Exercise input Block Start

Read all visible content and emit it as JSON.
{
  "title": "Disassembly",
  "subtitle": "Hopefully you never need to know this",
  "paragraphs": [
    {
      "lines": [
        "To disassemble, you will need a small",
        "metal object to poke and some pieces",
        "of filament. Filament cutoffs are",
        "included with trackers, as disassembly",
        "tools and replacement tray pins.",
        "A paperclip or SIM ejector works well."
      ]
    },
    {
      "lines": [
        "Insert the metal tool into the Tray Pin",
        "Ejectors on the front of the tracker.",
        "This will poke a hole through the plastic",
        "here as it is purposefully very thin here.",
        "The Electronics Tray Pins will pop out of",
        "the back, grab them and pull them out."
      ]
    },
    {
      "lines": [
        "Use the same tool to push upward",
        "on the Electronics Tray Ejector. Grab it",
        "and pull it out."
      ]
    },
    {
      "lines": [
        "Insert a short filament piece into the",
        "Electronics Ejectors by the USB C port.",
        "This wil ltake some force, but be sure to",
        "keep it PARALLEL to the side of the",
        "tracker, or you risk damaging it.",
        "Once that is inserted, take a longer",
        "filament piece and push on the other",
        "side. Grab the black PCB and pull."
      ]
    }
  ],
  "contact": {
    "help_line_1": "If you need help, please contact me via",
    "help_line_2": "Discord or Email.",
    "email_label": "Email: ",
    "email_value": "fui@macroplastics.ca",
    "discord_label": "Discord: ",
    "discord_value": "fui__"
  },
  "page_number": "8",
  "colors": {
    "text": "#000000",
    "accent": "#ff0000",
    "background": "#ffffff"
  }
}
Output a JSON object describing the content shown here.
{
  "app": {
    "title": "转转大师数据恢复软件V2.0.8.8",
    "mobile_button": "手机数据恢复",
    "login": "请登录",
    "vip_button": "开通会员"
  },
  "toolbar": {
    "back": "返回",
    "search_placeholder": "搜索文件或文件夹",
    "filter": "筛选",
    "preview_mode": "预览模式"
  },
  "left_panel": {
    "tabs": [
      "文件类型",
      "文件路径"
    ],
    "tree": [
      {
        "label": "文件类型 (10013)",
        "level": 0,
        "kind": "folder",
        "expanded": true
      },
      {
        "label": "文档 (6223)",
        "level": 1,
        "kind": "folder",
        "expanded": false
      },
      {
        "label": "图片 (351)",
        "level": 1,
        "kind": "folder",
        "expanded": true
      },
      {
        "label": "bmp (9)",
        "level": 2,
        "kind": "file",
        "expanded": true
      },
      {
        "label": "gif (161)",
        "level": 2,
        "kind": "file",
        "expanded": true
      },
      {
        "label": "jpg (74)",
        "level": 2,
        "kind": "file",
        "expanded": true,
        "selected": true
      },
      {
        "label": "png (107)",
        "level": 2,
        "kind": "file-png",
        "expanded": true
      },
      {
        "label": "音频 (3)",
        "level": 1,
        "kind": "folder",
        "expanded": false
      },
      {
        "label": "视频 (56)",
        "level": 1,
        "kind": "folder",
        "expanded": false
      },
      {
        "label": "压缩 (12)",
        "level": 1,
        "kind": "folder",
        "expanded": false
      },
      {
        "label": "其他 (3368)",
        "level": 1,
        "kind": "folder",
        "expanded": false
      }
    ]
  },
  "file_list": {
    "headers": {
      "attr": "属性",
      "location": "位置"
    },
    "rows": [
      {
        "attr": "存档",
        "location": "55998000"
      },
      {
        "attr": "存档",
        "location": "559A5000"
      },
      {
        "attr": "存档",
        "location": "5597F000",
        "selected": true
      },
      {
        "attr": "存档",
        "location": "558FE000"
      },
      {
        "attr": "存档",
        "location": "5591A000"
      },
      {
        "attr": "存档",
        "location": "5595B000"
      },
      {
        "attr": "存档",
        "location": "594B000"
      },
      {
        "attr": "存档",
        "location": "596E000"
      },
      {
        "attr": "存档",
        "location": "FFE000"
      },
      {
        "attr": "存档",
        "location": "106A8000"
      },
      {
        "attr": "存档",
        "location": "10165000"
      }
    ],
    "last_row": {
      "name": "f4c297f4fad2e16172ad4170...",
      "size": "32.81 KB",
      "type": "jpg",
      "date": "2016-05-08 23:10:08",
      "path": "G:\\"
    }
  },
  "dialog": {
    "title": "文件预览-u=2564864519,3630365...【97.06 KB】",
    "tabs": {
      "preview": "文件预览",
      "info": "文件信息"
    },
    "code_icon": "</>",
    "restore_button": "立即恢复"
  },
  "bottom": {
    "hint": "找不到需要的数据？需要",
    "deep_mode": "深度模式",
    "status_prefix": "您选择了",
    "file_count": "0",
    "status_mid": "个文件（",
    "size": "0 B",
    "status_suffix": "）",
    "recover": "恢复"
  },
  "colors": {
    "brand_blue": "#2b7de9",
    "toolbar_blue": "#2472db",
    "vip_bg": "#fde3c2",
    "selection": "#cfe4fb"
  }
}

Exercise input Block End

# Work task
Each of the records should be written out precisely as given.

# Response for this exercise
Read all visible content and emit it as JSON.
{
  "title": "Disassembly",
  "subtitle": "Hopefully you never need to know this",
  "paragraphs": [
    {
      "lines": [
        "To disassemble, you will need a small",
        "metal object to poke and some pieces",
        "of filament. Filament cutoffs are",
        "included with trackers, as disassembly",
        "tools and replacement tray pins.",
        "A paperclip or SIM ejector works well."
      ]
    },
    {
      "lines": [
        "Insert the metal tool into the Tray Pin",
        "Ejectors on the front of the tracker.",
        "This will poke a hole through the plastic",
        "here as it is purposefully very thin here.",
        "The Electronics Tray Pins will pop out of",
        "the back, grab them and pull them out."
      ]
    },
    {
      "lines": [
        "Use the same tool to push upward",
        "on the Electronics Tray Ejector. Grab it",
        "and pull it out."
      ]
    },
    {
      "lines": [
        "Insert a short filament piece into the",
        "Electronics Ejectors by the USB C port.",
        "This wil ltake some force, but be sure to",
        "keep it PARALLEL to the side of the",
        "tracker, or you risk damaging it.",
        "Once that is inserted, take a longer",
        "filament piece and push on the other",
        "side. Grab the black PCB and pull."
      ]
    }
  ],
  "contact": {
    "help_line_1": "If you need help, please contact me via",
    "help_line_2": "Discord or Email.",
    "email_label": "Email: ",
    "email_value": "fui@macroplastics.ca",
    "discord_label": "Discord: ",
    "discord_value": "fui__"
  },
  "page_number": "8",
  "colors": {
    "text": "#000000",
    "accent": "#ff0000",
    "background": "#ffffff"
  }
}
Output a JSON object describing the content shown here.
{
  "app": {
    "title": "转转大师数据恢复软件V2.0.8.8",
    "mobile_button": "手机数据恢复",
    "login": "请登录",
    "vip_button": "开通会员"
  },
  "toolbar": {
    "back": "返回",
    "search_placeholder": "搜索文件或文件夹",
    "filter": "筛选",
    "preview_mode": "预览模式"
  },
  "left_panel": {
    "tabs": [
      "文件类型",
      "文件路径"
    ],
    "tree": [
      {
        "label": "文件类型 (10013)",
        "level": 0,
        "kind": "folder",
        "expanded": true
      },
      {
        "label": "文档 (6223)",
        "level": 1,
        "kind": "folder",
        "expanded": false
      },
      {
        "label": "图片 (351)",
        "level": 1,
        "kind": "folder",
        "expanded": true
      },
      {
        "label": "bmp (9)",
        "level": 2,
        "kind": "file",
        "expanded": true
      },
      {
        "label": "gif (161)",
        "level": 2,
        "kind": "file",
        "expanded": true
      },
      {
        "label": "jpg (74)",
        "level": 2,
        "kind": "file",
        "expanded": true,
        "selected": true
      },
      {
        "label": "png (107)",
        "level": 2,
        "kind": "file-png",
        "expanded": true
      },
      {
        "label": "音频 (3)",
        "level": 1,
        "kind": "folder",
        "expanded": false
      },
      {
        "label": "视频 (56)",
        "level": 1,
        "kind": "folder",
        "expanded": false
      },
      {
        "label": "压缩 (12)",
        "level": 1,
        "kind": "folder",
        "expanded": false
      },
      {
        "label": "其他 (3368)",
        "level": 1,
        "kind": "folder",
        "expanded": false
      }
    ]
  },
  "file_list": {
    "headers": {
      "attr": "属性",
      "location": "位置"
    },
    "rows": [
      {
        "attr": "存档",
        "location": "55998000"
      },
      {
        "attr": "存档",
        "location": "559A5000"
      },
      {
        "attr": "存档",
        "location": "5597F000",
        "selected": true
      },
      {
        "attr": "存档",
        "location": "558FE000"
      },
      {
        "attr": "存档",
        "location": "5591A000"
      },
      {
        "attr": "存档",
        "location": "5595B000"
      },
      {
        "attr": "存档",
        "location": "594B000"
      },
      {
        "attr": "存档",
        "location": "596E000"
      },
      {
        "attr": "存档",
        "location": "FFE000"
      },
      {
        "attr": "存档",
        "location": "106A8000"
      },
      {
        "attr": "存档",
        "location": "10165000"
      }
    ],
    "last_row": {
      "name": "f4c297f4fad2e16172ad4170...",
      "size": "32.81 KB",
      "type": "jpg",
      "date": "2016-05-08 23:10:08",
      "path": "G:\\"
    }
  },
  "dialog": {
    "title": "文件预览-u=2564864519,3630365...【97.06 KB】",
    "tabs": {
      "preview": "文件预览",
      "info": "文件信息"
    },
    "code_icon": "</>",
    "restore_button": "立即恢复"
  },
  "bottom": {
    "hint": "找不到需要的数据？需要",
    "deep_mode": "深度模式",
    "status_prefix": "您选择了",
    "file_count": "0",
    "status_mid": "个文件（",
    "size": "0 B",
    "status_suffix": "）",
    "recover": "恢复"
  },
  "colors": {
    "brand_blue": "#2b7de9",
    "toolbar_blue": "#2472db",
    "vip_bg": "#fde3c2",
    "selection": "#cfe4fb"
  }
}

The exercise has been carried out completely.